“We sell a lot of FSC-certified product both in printing papers and cut size papers, the kind you find in a Staples or Office Depot,” says Williams. “All of us as consumers these days want to know how our beef is processed and where our eggs come from. Quite rightly, we care about these things.
“It’s meaningful to a lot of people that the paper they use at home or in their office is sustainably harvested. Many companies, especially large institutions, want to make sure that they’re buying paper that was sustainably produced. It matters to consumers and to business buying.
“But it’s not just a marketing issue; it’s also a behavioral issue. We have to make sure we behave in a sustainable manner.”
To assist in that goal, Domtar develops long-term sustainability strategies and conducts regular evaluations of its sustainability performance. Goals from a recent evaluation include: working toward procuring 100 percent of their wood fiber from FSC-certified forests, setting greenhouse gas reduction targets, reducing water and waste in their mills and seeking carbon efficiency opportunities in their supply chain.
“But sustainability isn’t just about the environment,” Williams insists. “It’s also about how you recruit people and how you manage your strategy to make sure that an enterprise which has already had a good long life continues to have a good long life.
“We have three core values: agility, caring and innovation. Part of our caring value is involvement in the community.”
Companywide, Domtar partners with First Book, a nonprofit that provides new books to children in need across North America, some 100,000 last year alone. The company’s EarthChoice Ambassador program also encourages employees to get involved in their communities.
Locally, employees from their Fort Mill Operations Center joined with the Student Conservation Association on a restoration project at Andrew Jackson State Park. And the company’s annual charity golf event raises money for local causes. Last year’s outing raised $150,000 for A Child’s Place, which helps homeless children in Mecklenburg County. Previous events benefitted Classroom Central, a nonprofit, providing students with school supplies. Employees also donated time to build hiking trails in the nearby Ann Spring Close Greenway.
Williams, who sits on the Palisades Episcopal School Board and is president of the Montreal Chamber Orchestra, believes that in addition to giving money to local organizations, it’s also “very important to really get involved.”

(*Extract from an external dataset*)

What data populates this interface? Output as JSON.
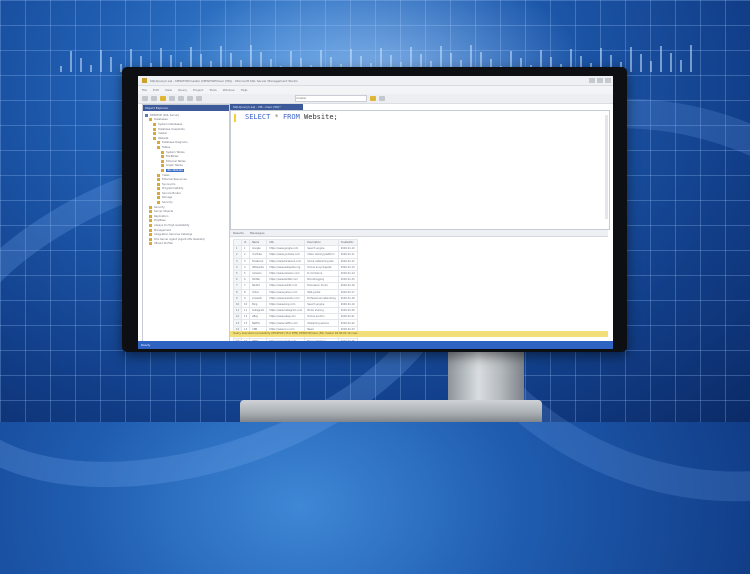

The Domtar strategy appears to be working. In an earnings conference call in early February, the company reported that its net earnings had more than doubled during the fourth quarter of 2013 and quarterly sales were nearly $1.4 billion—up 2.4 percent—as compared to the same period in 2012.
Of the period, Williams commented, “The strong fourth quarter capped off a year of achievements for Domtar. We announced several strategic initiatives and continued to execute on our commitment to transition our earnings profile.
“I can say with confidence that the Domtar growth story is set firmly in its path, the foundation of which will be a high-performing pulp and paper business and fast-growing personal care business.
“In summary, we had a milestone quarter for Domtar in our quest to become a stronger business that creates sustainable value for our customers and our shareholders.”